## MATERIAL TO PROCESS:

>>>

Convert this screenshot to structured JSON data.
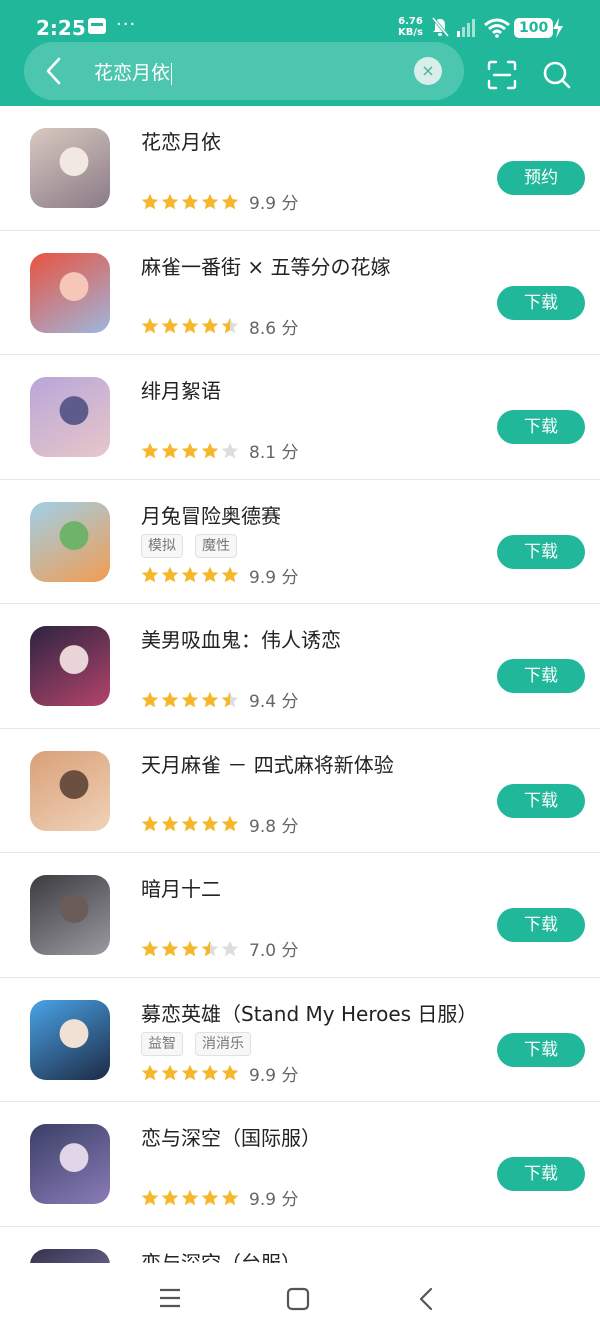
{
  "status_bar": {
    "time": "2:25",
    "net_speed_value": "6.76",
    "net_speed_unit": "KB/s",
    "battery": "100"
  },
  "search": {
    "query": "花恋月依"
  },
  "colors": {
    "accent": "#21b79a",
    "star": "#f6b72a",
    "star_empty": "#dddddd"
  },
  "apps": [
    {
      "title": "花恋月依",
      "tags": [],
      "rating": 5,
      "score": "9.9 分",
      "button": "预约"
    },
    {
      "title": "麻雀一番街 × 五等分の花嫁",
      "tags": [],
      "rating": 4.5,
      "score": "8.6 分",
      "button": "下载"
    },
    {
      "title": "绯月絮语",
      "tags": [],
      "rating": 4,
      "score": "8.1 分",
      "button": "下载"
    },
    {
      "title": "月兔冒险奥德赛",
      "tags": [
        "模拟",
        "魔性"
      ],
      "rating": 5,
      "score": "9.9 分",
      "button": "下载"
    },
    {
      "title": "美男吸血鬼：伟人诱恋",
      "tags": [],
      "rating": 4.5,
      "score": "9.4 分",
      "button": "下载"
    },
    {
      "title": "天月麻雀 － 四式麻将新体验",
      "tags": [],
      "rating": 5,
      "score": "9.8 分",
      "button": "下载"
    },
    {
      "title": "暗月十二",
      "tags": [],
      "rating": 3.5,
      "score": "7.0 分",
      "button": "下载"
    },
    {
      "title": "募恋英雄（Stand My Heroes 日服）",
      "tags": [
        "益智",
        "消消乐"
      ],
      "rating": 5,
      "score": "9.9 分",
      "button": "下载"
    },
    {
      "title": "恋与深空（国际服）",
      "tags": [],
      "rating": 5,
      "score": "9.9 分",
      "button": "下载"
    },
    {
      "title": "恋与深空（台服）",
      "tags": [],
      "rating": null,
      "score": "",
      "button": ""
    }
  ]
}
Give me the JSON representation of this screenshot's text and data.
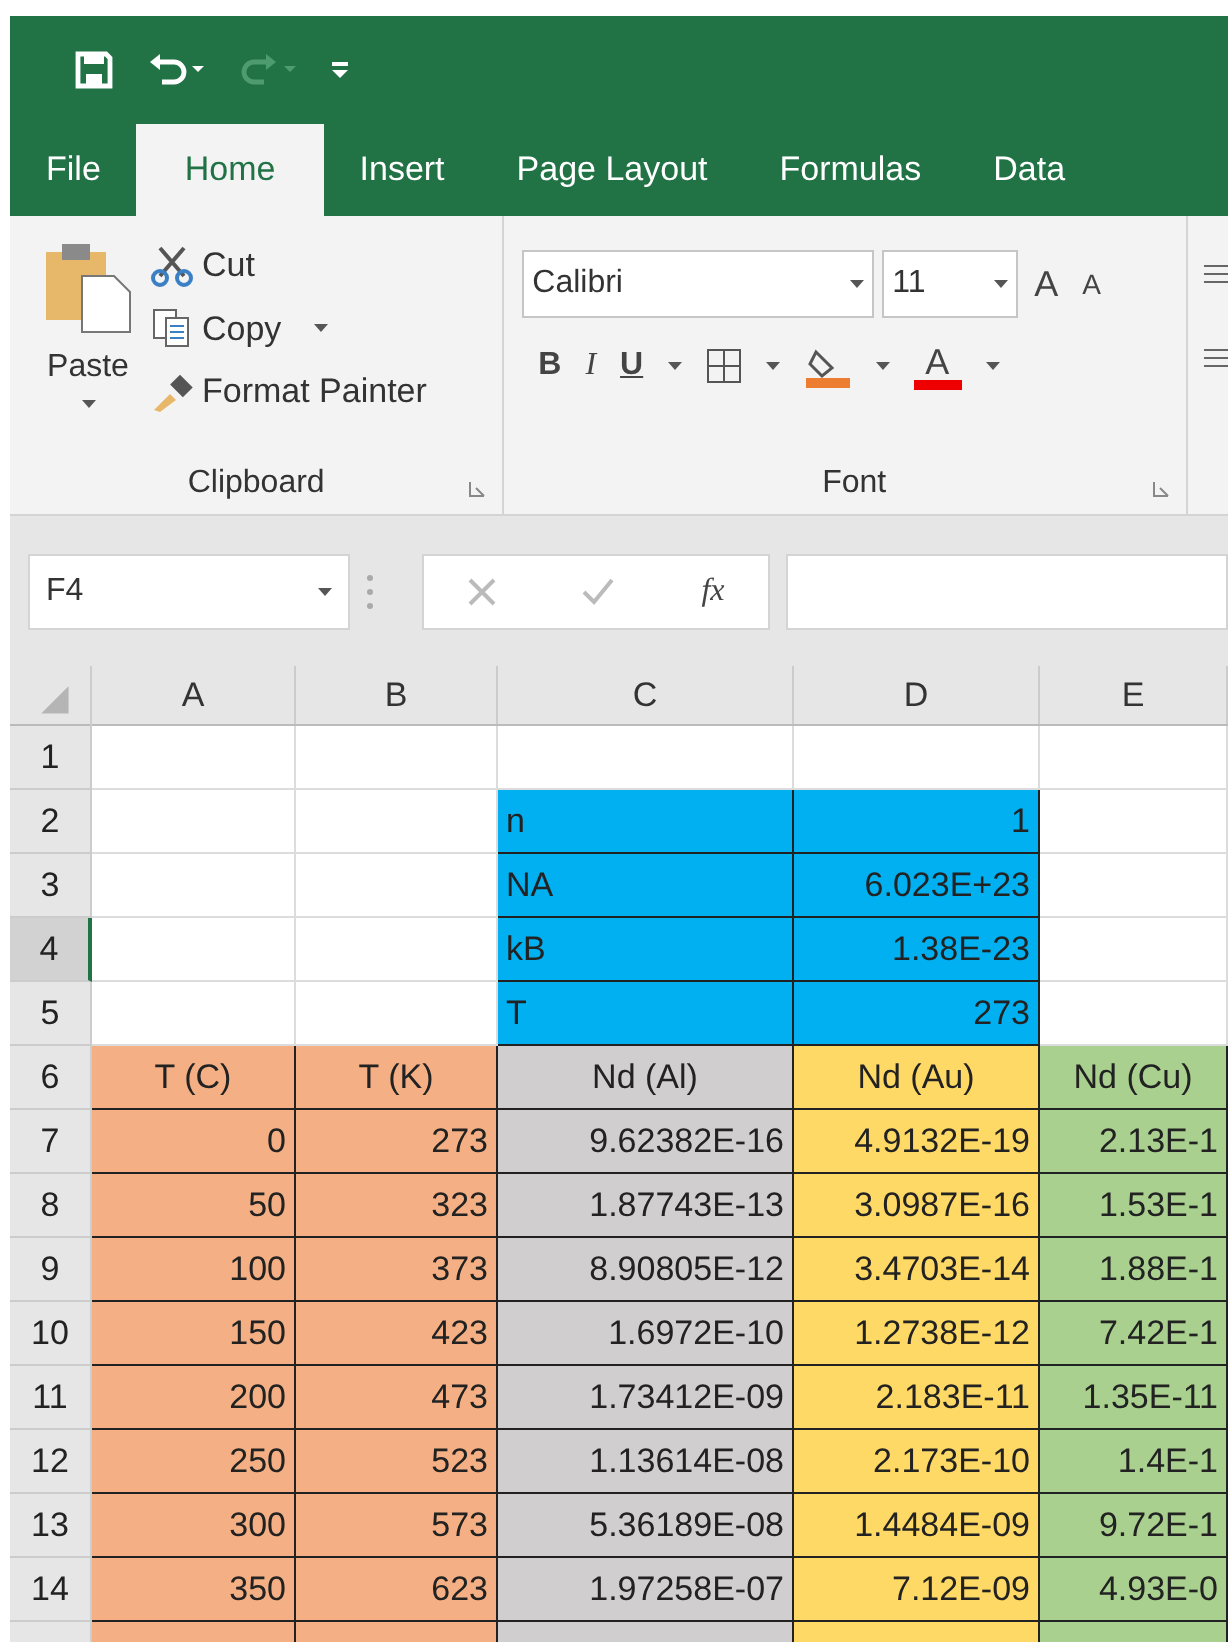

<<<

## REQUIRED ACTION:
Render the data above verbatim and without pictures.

## SOLUTION TO THIS PROBLEM:
Convert this screenshot to structured JSON data.
{
  "status_bar": {
    "time": "2:25",
    "net_speed_value": "6.76",
    "net_speed_unit": "KB/s",
    "battery": "100"
  },
  "search": {
    "query": "花恋月依"
  },
  "colors": {
    "accent": "#21b79a",
    "star": "#f6b72a",
    "star_empty": "#dddddd"
  },
  "apps": [
    {
      "title": "花恋月依",
      "tags": [],
      "rating": 5,
      "score": "9.9 分",
      "button": "预约"
    },
    {
      "title": "麻雀一番街 × 五等分の花嫁",
      "tags": [],
      "rating": 4.5,
      "score": "8.6 分",
      "button": "下载"
    },
    {
      "title": "绯月絮语",
      "tags": [],
      "rating": 4,
      "score": "8.1 分",
      "button": "下载"
    },
    {
      "title": "月兔冒险奥德赛",
      "tags": [
        "模拟",
        "魔性"
      ],
      "rating": 5,
      "score": "9.9 分",
      "button": "下载"
    },
    {
      "title": "美男吸血鬼：伟人诱恋",
      "tags": [],
      "rating": 4.5,
      "score": "9.4 分",
      "button": "下载"
    },
    {
      "title": "天月麻雀 － 四式麻将新体验",
      "tags": [],
      "rating": 5,
      "score": "9.8 分",
      "button": "下载"
    },
    {
      "title": "暗月十二",
      "tags": [],
      "rating": 3.5,
      "score": "7.0 分",
      "button": "下载"
    },
    {
      "title": "募恋英雄（Stand My Heroes 日服）",
      "tags": [
        "益智",
        "消消乐"
      ],
      "rating": 5,
      "score": "9.9 分",
      "button": "下载"
    },
    {
      "title": "恋与深空（国际服）",
      "tags": [],
      "rating": 5,
      "score": "9.9 分",
      "button": "下载"
    },
    {
      "title": "恋与深空（台服）",
      "tags": [],
      "rating": null,
      "score": "",
      "button": ""
    }
  ]
}
Give me the JSON representation of this screenshot's text and data.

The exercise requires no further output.